**Provided data**.
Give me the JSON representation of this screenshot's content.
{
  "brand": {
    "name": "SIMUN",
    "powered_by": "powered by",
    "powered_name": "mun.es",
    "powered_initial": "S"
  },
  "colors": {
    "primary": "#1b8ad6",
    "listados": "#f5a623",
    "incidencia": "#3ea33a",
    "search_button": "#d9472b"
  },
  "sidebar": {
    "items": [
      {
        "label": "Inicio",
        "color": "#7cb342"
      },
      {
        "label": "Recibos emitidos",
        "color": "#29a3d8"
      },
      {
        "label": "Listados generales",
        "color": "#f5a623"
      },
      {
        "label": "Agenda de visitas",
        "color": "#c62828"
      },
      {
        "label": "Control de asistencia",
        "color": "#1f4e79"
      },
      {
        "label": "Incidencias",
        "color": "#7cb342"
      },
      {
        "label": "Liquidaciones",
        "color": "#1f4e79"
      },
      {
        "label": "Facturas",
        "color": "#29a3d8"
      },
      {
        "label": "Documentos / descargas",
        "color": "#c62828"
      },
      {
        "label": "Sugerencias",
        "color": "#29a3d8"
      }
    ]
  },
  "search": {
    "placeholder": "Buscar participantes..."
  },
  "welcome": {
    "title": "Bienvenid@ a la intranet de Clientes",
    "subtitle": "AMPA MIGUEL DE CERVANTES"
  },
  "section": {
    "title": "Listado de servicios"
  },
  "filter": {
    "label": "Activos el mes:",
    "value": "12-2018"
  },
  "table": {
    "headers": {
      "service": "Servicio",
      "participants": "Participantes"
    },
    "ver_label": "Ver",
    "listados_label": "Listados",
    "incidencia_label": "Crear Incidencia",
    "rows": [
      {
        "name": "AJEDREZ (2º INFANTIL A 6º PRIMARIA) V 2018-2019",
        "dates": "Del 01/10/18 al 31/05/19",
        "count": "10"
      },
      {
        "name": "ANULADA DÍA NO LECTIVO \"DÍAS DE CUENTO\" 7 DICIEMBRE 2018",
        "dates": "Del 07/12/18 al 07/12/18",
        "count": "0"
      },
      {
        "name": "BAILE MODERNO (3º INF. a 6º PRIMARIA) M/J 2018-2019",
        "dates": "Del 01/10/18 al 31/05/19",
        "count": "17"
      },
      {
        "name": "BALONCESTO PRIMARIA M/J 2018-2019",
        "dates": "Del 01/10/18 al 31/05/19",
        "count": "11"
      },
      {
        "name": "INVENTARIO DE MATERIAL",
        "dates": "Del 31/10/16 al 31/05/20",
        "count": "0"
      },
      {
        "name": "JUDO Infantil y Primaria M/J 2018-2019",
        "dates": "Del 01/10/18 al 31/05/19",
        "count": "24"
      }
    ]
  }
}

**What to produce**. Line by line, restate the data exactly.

**Answer to this exercise**.
Give me the JSON representation of this screenshot's content.
{
  "brand": {
    "name": "SIMUN",
    "powered_by": "powered by",
    "powered_name": "mun.es",
    "powered_initial": "S"
  },
  "colors": {
    "primary": "#1b8ad6",
    "listados": "#f5a623",
    "incidencia": "#3ea33a",
    "search_button": "#d9472b"
  },
  "sidebar": {
    "items": [
      {
        "label": "Inicio",
        "color": "#7cb342"
      },
      {
        "label": "Recibos emitidos",
        "color": "#29a3d8"
      },
      {
        "label": "Listados generales",
        "color": "#f5a623"
      },
      {
        "label": "Agenda de visitas",
        "color": "#c62828"
      },
      {
        "label": "Control de asistencia",
        "color": "#1f4e79"
      },
      {
        "label": "Incidencias",
        "color": "#7cb342"
      },
      {
        "label": "Liquidaciones",
        "color": "#1f4e79"
      },
      {
        "label": "Facturas",
        "color": "#29a3d8"
      },
      {
        "label": "Documentos / descargas",
        "color": "#c62828"
      },
      {
        "label": "Sugerencias",
        "color": "#29a3d8"
      }
    ]
  },
  "search": {
    "placeholder": "Buscar participantes..."
  },
  "welcome": {
    "title": "Bienvenid@ a la intranet de Clientes",
    "subtitle": "AMPA MIGUEL DE CERVANTES"
  },
  "section": {
    "title": "Listado de servicios"
  },
  "filter": {
    "label": "Activos el mes:",
    "value": "12-2018"
  },
  "table": {
    "headers": {
      "service": "Servicio",
      "participants": "Participantes"
    },
    "ver_label": "Ver",
    "listados_label": "Listados",
    "incidencia_label": "Crear Incidencia",
    "rows": [
      {
        "name": "AJEDREZ (2º INFANTIL A 6º PRIMARIA) V 2018-2019",
        "dates": "Del 01/10/18 al 31/05/19",
        "count": "10"
      },
      {
        "name": "ANULADA DÍA NO LECTIVO \"DÍAS DE CUENTO\" 7 DICIEMBRE 2018",
        "dates": "Del 07/12/18 al 07/12/18",
        "count": "0"
      },
      {
        "name": "BAILE MODERNO (3º INF. a 6º PRIMARIA) M/J 2018-2019",
        "dates": "Del 01/10/18 al 31/05/19",
        "count": "17"
      },
      {
        "name": "BALONCESTO PRIMARIA M/J 2018-2019",
        "dates": "Del 01/10/18 al 31/05/19",
        "count": "11"
      },
      {
        "name": "INVENTARIO DE MATERIAL",
        "dates": "Del 31/10/16 al 31/05/20",
        "count": "0"
      },
      {
        "name": "JUDO Infantil y Primaria M/J 2018-2019",
        "dates": "Del 01/10/18 al 31/05/19",
        "count": "24"
      }
    ]
  }
}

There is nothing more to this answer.